*Your assignment*
Track down every line below that holds "this" and copy it.
Extracted material Block Start
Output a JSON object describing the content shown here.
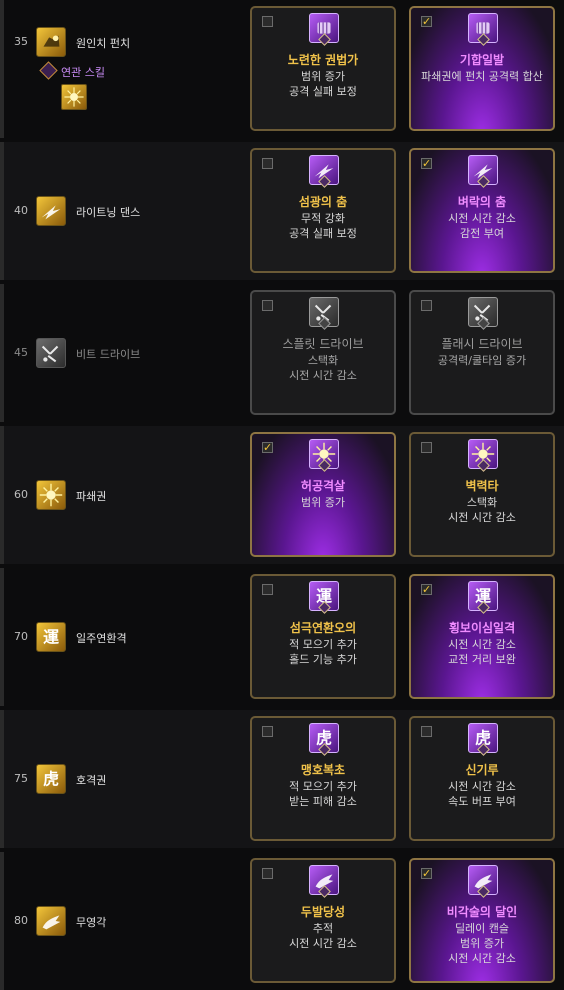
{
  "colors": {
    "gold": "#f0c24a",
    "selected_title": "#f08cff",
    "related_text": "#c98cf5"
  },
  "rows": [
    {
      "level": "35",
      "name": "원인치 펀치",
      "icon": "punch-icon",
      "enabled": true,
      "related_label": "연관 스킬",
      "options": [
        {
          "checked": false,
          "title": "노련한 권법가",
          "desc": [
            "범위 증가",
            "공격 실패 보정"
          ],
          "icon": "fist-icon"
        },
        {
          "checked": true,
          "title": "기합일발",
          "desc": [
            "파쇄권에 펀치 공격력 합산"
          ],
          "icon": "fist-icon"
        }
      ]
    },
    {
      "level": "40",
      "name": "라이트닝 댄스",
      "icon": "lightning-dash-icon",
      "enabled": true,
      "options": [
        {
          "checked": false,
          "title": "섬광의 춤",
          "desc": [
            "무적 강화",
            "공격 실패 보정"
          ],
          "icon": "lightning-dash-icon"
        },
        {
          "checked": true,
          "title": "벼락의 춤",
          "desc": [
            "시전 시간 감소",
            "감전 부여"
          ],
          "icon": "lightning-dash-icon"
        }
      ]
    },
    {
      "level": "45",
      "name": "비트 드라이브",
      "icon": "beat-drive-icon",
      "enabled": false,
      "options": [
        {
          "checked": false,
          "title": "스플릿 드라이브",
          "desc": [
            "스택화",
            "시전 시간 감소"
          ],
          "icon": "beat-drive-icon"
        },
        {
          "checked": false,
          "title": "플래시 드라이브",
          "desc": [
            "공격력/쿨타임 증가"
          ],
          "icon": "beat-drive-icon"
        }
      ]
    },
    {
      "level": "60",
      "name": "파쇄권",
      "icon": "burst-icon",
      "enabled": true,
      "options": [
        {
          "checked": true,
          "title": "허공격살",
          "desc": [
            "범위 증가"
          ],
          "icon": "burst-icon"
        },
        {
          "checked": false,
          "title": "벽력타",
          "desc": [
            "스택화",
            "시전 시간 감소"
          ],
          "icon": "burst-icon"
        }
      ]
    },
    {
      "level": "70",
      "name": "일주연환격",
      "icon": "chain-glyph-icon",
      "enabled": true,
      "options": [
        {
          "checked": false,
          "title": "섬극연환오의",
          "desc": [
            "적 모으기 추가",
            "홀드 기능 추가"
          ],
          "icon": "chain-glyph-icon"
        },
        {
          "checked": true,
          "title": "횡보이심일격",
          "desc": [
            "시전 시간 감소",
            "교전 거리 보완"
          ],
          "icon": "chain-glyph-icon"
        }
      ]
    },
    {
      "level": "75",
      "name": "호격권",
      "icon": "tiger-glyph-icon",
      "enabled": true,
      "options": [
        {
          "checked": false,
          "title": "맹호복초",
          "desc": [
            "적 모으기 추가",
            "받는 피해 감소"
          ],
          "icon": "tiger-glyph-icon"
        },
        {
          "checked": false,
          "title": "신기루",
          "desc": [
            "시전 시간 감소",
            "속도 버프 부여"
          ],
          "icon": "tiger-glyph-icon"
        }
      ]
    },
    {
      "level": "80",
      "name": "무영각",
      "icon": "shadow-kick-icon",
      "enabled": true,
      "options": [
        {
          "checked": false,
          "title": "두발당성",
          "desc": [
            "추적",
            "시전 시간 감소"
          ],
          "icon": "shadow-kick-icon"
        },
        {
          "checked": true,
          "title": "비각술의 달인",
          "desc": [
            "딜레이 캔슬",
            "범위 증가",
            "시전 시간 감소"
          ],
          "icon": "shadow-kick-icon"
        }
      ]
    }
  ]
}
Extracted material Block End
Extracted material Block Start
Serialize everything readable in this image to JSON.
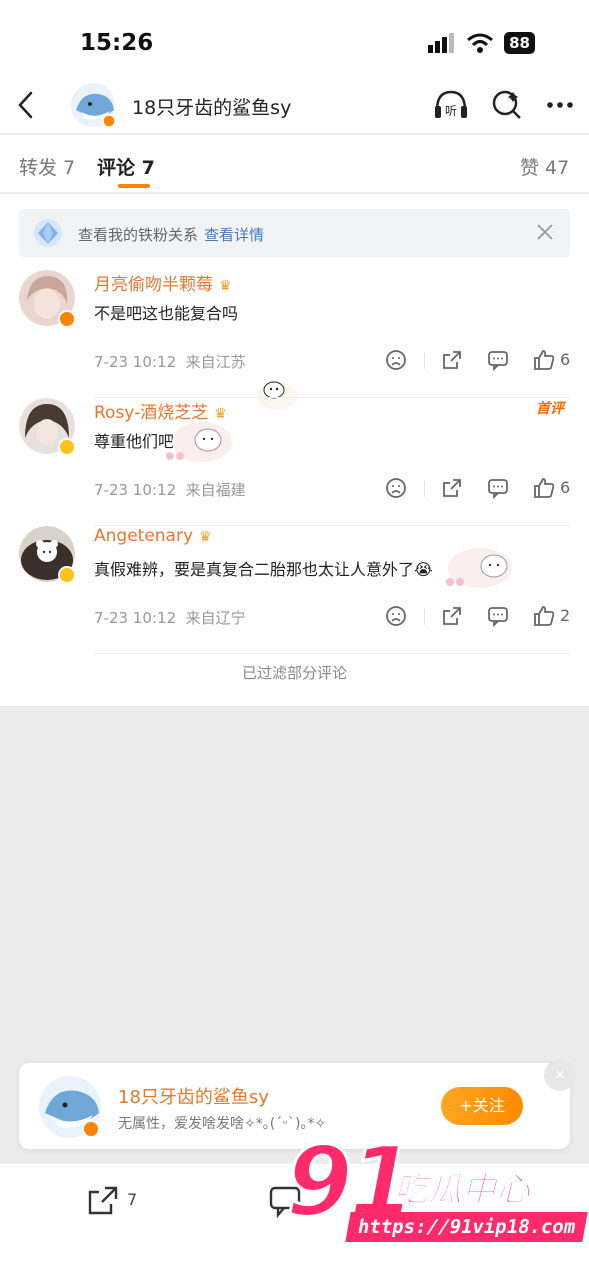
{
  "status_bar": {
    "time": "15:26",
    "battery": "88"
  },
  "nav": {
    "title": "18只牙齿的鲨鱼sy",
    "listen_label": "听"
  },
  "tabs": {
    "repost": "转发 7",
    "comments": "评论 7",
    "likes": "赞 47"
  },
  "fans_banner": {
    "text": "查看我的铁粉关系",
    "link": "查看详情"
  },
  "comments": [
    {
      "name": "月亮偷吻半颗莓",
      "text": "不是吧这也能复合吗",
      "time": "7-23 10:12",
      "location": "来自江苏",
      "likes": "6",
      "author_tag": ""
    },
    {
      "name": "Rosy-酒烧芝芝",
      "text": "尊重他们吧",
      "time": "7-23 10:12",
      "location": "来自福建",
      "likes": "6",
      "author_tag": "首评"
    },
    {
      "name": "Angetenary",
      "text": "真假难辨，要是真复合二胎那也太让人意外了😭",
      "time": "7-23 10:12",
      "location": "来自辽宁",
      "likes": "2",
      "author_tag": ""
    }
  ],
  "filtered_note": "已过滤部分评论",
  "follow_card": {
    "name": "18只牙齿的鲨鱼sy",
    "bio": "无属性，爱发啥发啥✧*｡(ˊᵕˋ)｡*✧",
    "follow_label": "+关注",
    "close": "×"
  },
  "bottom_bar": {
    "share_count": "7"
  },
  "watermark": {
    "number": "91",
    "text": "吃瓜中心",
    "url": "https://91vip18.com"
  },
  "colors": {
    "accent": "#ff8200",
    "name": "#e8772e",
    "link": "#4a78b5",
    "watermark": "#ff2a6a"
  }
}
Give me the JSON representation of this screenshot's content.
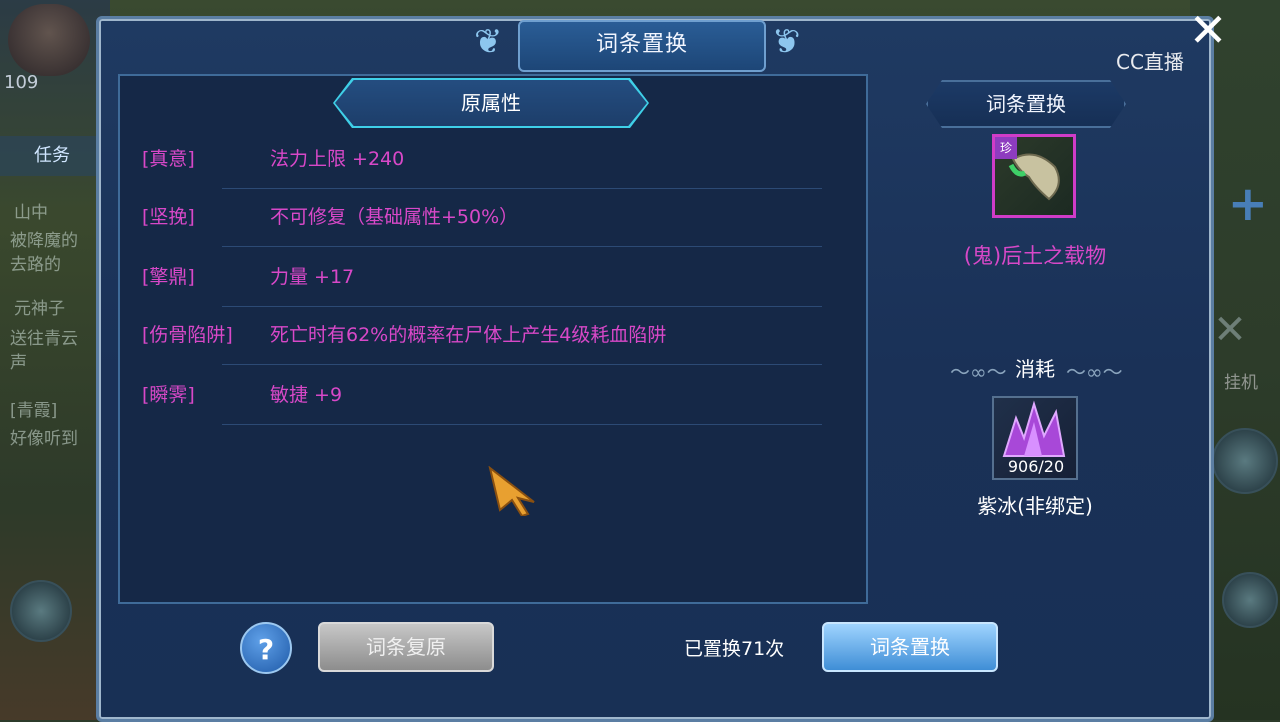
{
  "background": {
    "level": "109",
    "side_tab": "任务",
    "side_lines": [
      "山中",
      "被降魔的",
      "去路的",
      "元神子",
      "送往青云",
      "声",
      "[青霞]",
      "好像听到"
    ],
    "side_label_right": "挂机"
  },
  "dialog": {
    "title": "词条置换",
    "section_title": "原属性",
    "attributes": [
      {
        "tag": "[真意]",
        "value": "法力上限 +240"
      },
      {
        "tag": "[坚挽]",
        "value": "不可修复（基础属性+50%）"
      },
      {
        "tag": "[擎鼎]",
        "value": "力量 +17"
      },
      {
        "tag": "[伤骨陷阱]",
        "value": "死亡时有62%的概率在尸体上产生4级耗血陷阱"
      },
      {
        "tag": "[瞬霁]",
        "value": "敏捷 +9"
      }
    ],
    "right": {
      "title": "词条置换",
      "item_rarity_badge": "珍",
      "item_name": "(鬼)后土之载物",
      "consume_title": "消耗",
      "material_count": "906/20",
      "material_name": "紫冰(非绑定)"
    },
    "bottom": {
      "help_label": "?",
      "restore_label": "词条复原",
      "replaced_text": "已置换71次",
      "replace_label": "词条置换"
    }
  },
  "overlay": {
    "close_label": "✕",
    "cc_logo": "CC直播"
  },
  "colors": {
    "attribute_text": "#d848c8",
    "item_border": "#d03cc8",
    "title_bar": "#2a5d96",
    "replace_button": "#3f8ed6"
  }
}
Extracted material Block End
*Answer to the problem*
Serialize everything readable in this image to JSON.
Give me the JSON representation of this screenshot's content.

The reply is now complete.